Required action = Every line of the data that contains the string "Edgewater" must be copied.

Records for processing =
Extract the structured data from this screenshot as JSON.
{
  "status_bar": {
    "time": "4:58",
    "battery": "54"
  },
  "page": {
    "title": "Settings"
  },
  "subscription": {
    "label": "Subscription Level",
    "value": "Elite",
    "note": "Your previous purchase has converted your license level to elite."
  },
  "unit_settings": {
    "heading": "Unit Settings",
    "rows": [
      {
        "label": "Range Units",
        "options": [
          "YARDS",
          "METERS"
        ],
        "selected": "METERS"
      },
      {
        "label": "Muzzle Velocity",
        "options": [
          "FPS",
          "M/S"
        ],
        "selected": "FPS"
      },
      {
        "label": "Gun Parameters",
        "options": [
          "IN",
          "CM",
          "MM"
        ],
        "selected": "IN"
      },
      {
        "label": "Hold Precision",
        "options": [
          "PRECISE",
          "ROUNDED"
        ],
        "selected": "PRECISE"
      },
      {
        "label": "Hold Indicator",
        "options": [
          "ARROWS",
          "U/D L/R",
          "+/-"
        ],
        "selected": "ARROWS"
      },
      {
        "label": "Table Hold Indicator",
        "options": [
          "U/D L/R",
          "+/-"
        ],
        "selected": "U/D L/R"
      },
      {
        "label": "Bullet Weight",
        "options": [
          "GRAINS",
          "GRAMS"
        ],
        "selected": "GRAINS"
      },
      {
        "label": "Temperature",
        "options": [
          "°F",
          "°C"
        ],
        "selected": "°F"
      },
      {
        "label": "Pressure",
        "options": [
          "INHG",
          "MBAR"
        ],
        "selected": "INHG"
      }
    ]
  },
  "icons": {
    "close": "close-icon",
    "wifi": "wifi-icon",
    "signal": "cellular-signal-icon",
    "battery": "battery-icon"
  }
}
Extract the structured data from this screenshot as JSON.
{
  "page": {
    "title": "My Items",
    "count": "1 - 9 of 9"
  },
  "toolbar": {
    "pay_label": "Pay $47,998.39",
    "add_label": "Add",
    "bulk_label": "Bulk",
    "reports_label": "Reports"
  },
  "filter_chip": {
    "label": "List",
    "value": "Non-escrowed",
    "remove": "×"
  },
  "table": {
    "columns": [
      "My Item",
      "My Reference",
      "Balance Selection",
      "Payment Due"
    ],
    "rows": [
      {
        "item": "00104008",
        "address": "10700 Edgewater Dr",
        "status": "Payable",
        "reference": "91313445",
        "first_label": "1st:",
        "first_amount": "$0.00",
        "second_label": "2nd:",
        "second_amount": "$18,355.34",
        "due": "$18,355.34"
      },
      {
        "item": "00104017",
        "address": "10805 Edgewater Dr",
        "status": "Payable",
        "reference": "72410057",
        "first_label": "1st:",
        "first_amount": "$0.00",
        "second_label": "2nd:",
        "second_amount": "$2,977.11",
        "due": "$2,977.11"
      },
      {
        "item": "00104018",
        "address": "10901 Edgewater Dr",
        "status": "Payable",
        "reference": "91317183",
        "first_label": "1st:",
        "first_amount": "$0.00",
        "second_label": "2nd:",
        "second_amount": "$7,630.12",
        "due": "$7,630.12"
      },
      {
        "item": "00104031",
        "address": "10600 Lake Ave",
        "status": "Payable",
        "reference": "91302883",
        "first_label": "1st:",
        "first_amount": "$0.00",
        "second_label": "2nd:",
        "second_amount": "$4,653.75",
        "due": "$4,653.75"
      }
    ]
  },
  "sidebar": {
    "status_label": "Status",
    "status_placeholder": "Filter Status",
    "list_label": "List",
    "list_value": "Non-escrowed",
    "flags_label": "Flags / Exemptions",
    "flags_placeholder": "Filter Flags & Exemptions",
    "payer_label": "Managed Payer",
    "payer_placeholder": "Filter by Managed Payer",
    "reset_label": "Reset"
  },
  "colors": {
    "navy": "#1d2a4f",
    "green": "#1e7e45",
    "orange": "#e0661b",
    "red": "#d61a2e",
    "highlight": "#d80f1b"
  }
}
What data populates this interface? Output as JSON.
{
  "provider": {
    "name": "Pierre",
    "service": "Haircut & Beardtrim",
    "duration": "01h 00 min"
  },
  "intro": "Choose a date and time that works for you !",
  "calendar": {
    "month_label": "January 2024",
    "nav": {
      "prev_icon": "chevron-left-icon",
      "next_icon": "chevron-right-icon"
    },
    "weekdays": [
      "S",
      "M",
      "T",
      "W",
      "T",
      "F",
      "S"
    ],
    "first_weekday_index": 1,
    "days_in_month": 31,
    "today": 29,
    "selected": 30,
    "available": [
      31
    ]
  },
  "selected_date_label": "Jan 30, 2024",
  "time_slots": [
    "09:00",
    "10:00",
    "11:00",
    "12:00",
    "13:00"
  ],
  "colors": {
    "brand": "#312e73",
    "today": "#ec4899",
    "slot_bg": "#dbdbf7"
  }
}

Written answer =
        "address": "10700 Edgewater Dr",
        "address": "10805 Edgewater Dr",
        "address": "10901 Edgewater Dr",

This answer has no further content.